The selection is fantastic! If you
are a visitor from the States, you
will most likely find products you
are accustomed to on the Dutch side.
Europeans will feel right at home
in the markets on the French side.
The French and Dutch sides of St.
Martin share a similar culture, but
each has its own distinguishing features.
Both the French and Dutch sides of
St. Martin are rich in culture that
has been influenced by Africa and
Europe. Although French St. Martin
and Dutch St. Maarten are in fact
two distinct countries, they share
a single small island. Each side has
an an intriguing culture of shared
and individual aspects seen in the
religion, language, cuisine, and music.
The Caribbean love of rhythym is world
renowned. Nowhere else in the world
is there as great a variety of music
styles as in the Caribbean.
The true voice of the Caribbean
is found in the region's unique
musical styles. The original rhythms
of this amazing part of the world
mostly come from African roots and
use a lot of drums. The types of
music that have originated from
the Caribbean region include calypso,
merengue, soca, zouk, reggae. All
of these styles of music share certain
distinguishing features such as
infectious dance rhythms and outlandish
Combined, the French and Dutch sides
of St. Martin have a population
of about 69,000 people.
In the past 20 years, immigrants
have flocked to the island to find
employment and better living conditions,
and the native population of Creoles
has been greatly outnumbered by
those who have migrated to the island.
Today, representatives of 70 different
nationalities live on the island and
speak a number of different languages.
The native inhabitants of St. Martin
can trace their roots to Africa, the
Netherlands, or France, as St. Martin
was a crossroads for visitors to the
Dutch, French and British traders
inhabited the island. The border between
the Dutch and French sides of the
island is virtually imperceptible,
and although the two countries share
many aspects of culture and heritage,
each side has retained much of the
distinctiveness of its own national
The policy of the two governments
administratively responsible for
the island, have both considering

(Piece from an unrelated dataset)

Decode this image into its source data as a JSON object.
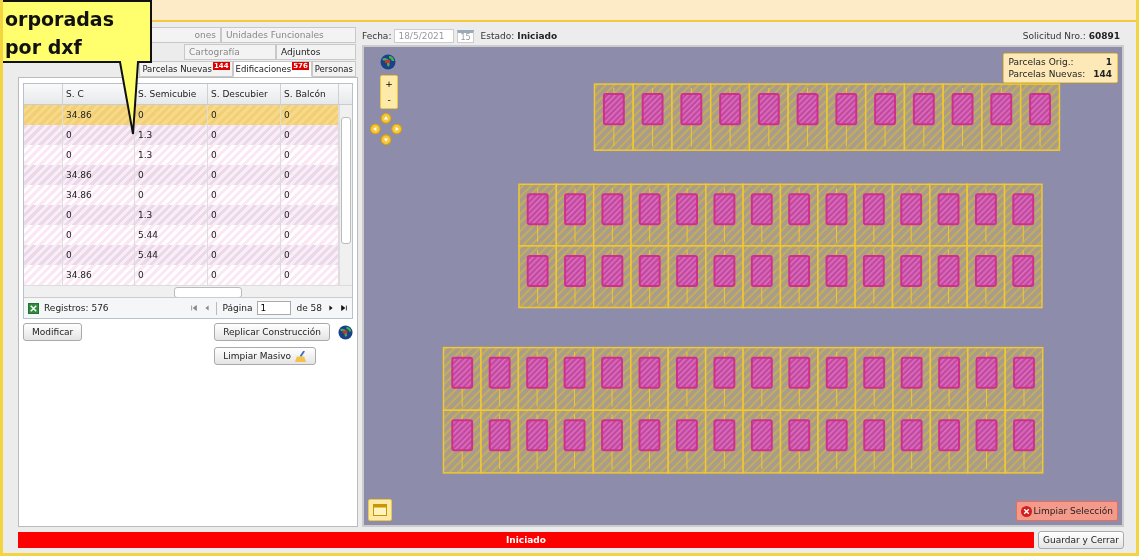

things the same way since they approved
the same statutes for both side
of the island: exempted of tax,
customs, with simple formalities
for business who wish to invest

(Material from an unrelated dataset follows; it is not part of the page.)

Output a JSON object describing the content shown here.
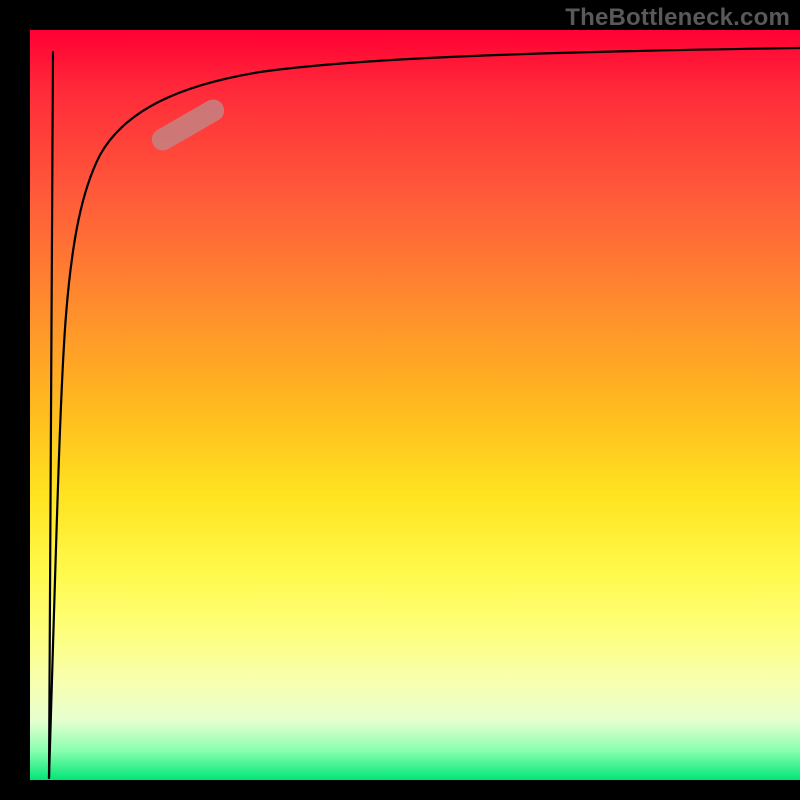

on the islands.
But with the time, the Dutch side
made a few changed in its statute
and has today a government with
locally more autonomy. The French
side is in the process of changing
its statute, by normally 2007Saint
Martin should not be one commune
of Guadeloupe any more but a regional
to do and to see on while you're vacationing on St.Martin